» **What this task involves**: Every line of the entries below that carries the string "head" should be copied.

□ □ □ □ □

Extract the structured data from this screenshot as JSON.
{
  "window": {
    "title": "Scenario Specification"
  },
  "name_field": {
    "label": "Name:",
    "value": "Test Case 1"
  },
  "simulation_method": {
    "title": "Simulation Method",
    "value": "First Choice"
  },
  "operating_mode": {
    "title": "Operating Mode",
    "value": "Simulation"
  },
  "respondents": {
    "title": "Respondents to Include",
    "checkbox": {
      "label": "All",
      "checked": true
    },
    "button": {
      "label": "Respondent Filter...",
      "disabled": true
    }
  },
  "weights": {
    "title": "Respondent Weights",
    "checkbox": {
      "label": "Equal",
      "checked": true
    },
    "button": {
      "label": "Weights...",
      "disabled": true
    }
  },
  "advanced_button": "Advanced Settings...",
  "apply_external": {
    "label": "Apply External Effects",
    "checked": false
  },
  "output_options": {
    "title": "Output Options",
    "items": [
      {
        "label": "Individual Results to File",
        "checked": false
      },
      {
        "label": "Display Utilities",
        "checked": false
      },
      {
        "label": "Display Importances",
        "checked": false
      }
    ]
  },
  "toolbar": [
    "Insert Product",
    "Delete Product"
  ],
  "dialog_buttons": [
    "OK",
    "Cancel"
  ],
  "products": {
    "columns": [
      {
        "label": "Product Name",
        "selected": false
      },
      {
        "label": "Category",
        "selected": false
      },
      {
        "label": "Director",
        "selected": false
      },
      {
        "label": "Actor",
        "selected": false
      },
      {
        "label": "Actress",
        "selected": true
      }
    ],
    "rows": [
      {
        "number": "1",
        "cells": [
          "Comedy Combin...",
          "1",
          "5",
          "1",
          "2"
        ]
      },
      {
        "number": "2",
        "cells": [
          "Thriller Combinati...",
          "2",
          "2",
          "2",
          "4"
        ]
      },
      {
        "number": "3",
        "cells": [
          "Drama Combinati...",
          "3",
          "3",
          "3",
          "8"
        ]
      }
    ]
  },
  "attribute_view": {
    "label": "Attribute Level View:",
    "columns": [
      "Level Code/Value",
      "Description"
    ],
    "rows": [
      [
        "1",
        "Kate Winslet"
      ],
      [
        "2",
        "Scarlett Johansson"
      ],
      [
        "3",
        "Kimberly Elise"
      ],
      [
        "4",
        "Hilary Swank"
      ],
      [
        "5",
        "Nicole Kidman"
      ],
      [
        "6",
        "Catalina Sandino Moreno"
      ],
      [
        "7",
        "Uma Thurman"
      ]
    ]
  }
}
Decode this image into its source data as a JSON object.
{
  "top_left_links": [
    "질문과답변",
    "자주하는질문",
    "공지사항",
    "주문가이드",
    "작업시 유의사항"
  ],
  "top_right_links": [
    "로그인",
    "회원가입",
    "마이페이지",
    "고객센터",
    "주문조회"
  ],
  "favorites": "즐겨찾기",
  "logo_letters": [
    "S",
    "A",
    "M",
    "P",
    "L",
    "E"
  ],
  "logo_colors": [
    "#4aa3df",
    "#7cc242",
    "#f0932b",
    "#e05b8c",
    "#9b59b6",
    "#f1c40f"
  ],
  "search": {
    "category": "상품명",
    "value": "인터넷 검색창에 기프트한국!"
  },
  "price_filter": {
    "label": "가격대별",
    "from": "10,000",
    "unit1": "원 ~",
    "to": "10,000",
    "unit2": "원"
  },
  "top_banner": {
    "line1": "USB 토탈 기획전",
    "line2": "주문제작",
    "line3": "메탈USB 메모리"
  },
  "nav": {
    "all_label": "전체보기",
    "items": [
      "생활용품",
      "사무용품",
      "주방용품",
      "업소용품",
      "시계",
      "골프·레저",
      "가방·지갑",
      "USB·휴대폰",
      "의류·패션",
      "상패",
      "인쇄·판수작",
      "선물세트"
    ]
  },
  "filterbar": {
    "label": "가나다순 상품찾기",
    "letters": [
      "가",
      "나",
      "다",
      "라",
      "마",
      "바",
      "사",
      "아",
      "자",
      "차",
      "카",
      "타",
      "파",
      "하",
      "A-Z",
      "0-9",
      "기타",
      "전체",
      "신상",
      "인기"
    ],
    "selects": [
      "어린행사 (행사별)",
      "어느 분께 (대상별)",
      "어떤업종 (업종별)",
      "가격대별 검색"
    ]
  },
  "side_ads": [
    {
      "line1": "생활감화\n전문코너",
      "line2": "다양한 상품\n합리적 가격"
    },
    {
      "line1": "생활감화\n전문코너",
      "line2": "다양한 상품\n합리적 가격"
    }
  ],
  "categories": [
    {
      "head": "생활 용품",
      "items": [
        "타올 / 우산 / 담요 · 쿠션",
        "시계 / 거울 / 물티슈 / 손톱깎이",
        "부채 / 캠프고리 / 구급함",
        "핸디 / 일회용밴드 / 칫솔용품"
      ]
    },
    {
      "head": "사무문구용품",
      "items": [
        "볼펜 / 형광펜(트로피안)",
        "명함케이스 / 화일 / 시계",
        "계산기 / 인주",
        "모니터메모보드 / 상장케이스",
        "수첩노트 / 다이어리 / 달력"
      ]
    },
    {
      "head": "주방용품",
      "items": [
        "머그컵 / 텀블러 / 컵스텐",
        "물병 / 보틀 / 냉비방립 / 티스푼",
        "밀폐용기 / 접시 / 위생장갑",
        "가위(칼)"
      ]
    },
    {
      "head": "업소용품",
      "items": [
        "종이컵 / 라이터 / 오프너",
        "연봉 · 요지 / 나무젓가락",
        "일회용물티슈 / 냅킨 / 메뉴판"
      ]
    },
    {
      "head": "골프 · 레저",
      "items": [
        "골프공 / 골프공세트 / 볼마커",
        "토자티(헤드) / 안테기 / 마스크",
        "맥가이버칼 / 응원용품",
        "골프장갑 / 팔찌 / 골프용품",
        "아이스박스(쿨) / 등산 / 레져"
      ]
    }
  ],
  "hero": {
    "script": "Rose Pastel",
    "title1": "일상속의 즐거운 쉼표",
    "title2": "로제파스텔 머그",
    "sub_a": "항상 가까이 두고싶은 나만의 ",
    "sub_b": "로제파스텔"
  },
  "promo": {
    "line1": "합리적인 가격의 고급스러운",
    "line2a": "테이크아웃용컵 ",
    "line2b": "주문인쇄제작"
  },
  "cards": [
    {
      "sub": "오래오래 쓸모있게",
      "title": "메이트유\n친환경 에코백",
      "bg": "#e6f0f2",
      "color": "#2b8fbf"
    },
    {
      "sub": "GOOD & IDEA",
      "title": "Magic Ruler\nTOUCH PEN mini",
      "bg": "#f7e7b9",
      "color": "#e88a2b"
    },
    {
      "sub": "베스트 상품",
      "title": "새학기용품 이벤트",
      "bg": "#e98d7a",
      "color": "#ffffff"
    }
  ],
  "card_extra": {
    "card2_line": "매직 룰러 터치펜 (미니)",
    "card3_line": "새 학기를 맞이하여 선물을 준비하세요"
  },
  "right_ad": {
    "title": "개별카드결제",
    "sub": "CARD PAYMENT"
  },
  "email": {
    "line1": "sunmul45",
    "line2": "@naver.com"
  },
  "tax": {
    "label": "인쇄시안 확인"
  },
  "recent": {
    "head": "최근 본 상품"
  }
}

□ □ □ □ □

» **Answer to this exercise**:
      "head": "생활 용품",
      "head": "사무문구용품",
      "head": "주방용품",
      "head": "업소용품",
      "head": "골프 · 레저",
    "head": "최근 본 상품"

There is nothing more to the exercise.